This paper examines a long-standing controversy about the conceptual nature of the corporate income tax: whether it is an expense, a loss, a distribution of income, or some anomalous item. That controversy reflects in part different theories of the accounting entity. Despite several authoritative pronouncements stating or implying that the tax is an expense, and despite an extensive discussion in the academic and professional literature, the controversy has never been fully resolved. Additionally, the tax is not characterized as an expense in corporate financial reports. The FASB's conceptual framework does not resolve this controversy, nor does the impending joint FASB-IASB revised conceptual framework. Within the context of a coalesced (or fused) proprietary-entity theory of the accounting entity, this paper leads to the unsurprising conclusion that the corporate income tax is an expense, albeit an expense with some remarkable characteristics. Additionally, this paper shows how the conceptual nature of the corporate income tax impacts its income statement and cash flow statement reporting, and how a better understanding of this conceptual controversy might preclude fruitless controversies over other accounting issues currently troubling accountants and accounting standard setters.
"Conceptual nature of the corporate income tax,"

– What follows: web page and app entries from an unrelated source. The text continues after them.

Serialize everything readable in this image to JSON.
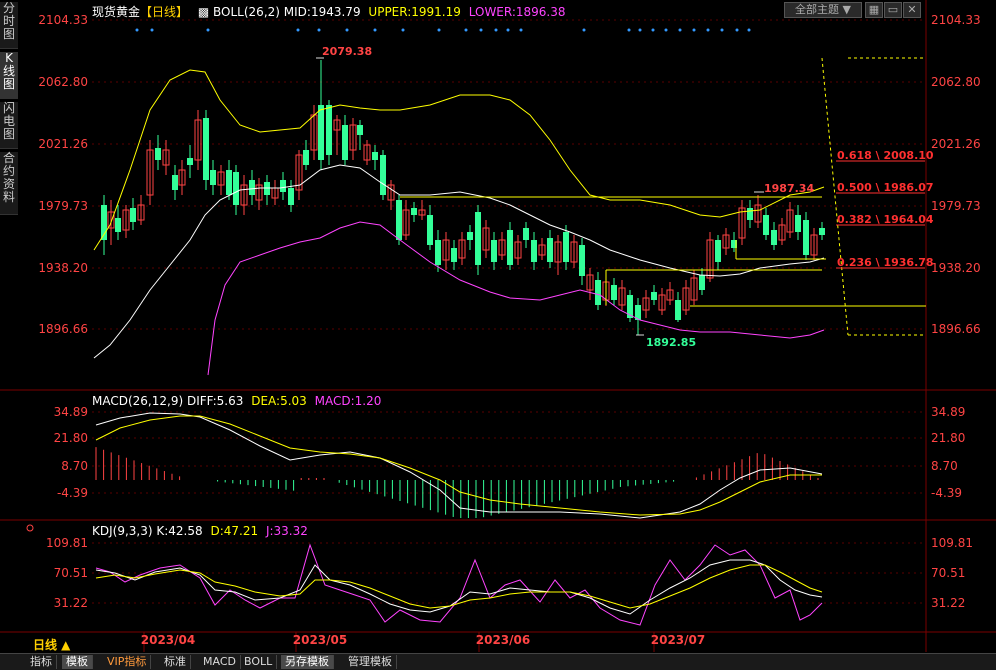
{
  "sidebar": {
    "tabs": [
      {
        "label": "分时图",
        "active": false
      },
      {
        "label": "K线图",
        "active": true
      },
      {
        "label": "闪电图",
        "active": false
      },
      {
        "label": "合约资料",
        "active": false
      }
    ]
  },
  "header": {
    "symbol": "现货黄金",
    "period_tag": "【日线】",
    "boll": "BOLL(26,2)",
    "mid": "MID:1943.79",
    "upper": "UPPER:1991.19",
    "lower": "LOWER:1896.38",
    "theme_select": "全部主题",
    "colors": {
      "mid": "#ffffff",
      "upper": "#ffff00",
      "lower": "#ff44ff",
      "up": "#ff4444",
      "down": "#33ff99"
    }
  },
  "price_axis": [
    "2104.33",
    "2062.80",
    "2021.26",
    "1979.73",
    "1938.20",
    "1896.66"
  ],
  "annotations": {
    "high_label": "2079.38",
    "low_label": "1892.85",
    "recent_high": "1987.34",
    "fib": [
      "0.618 \\ 2008.10",
      "0.500 \\ 1986.07",
      "0.382 \\ 1964.04",
      "0.236 \\ 1936.78"
    ]
  },
  "macd": {
    "title": "MACD(26,12,9)",
    "diff": "DIFF:5.63",
    "dea": "DEA:5.03",
    "macd": "MACD:1.20",
    "axis": [
      "34.89",
      "21.80",
      "8.70",
      "-4.39"
    ]
  },
  "kdj": {
    "title": "KDJ(9,3,3)",
    "k": "K:42.58",
    "d": "D:47.21",
    "j": "J:33.32",
    "axis": [
      "109.81",
      "70.51",
      "31.22"
    ]
  },
  "time_axis": [
    "2023/04",
    "2023/05",
    "2023/06",
    "2023/07"
  ],
  "period_label": "日线 ▲",
  "bottom_tabs": [
    {
      "label": "指标",
      "active": false
    },
    {
      "label": "模板",
      "active": true
    },
    {
      "label": "VIP指标",
      "active": false,
      "vip": true
    },
    {
      "label": "标准",
      "active": false
    },
    {
      "label": "MACD",
      "active": false
    },
    {
      "label": "BOLL",
      "active": false
    },
    {
      "label": "另存模板",
      "active": true
    },
    {
      "label": "管理模板",
      "active": false
    }
  ]
}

Accounting Historians Journal: Vol. 36
, Article 5.
Available at: https://egrove.olemiss.edu/aah_journal/vol36/iss2/5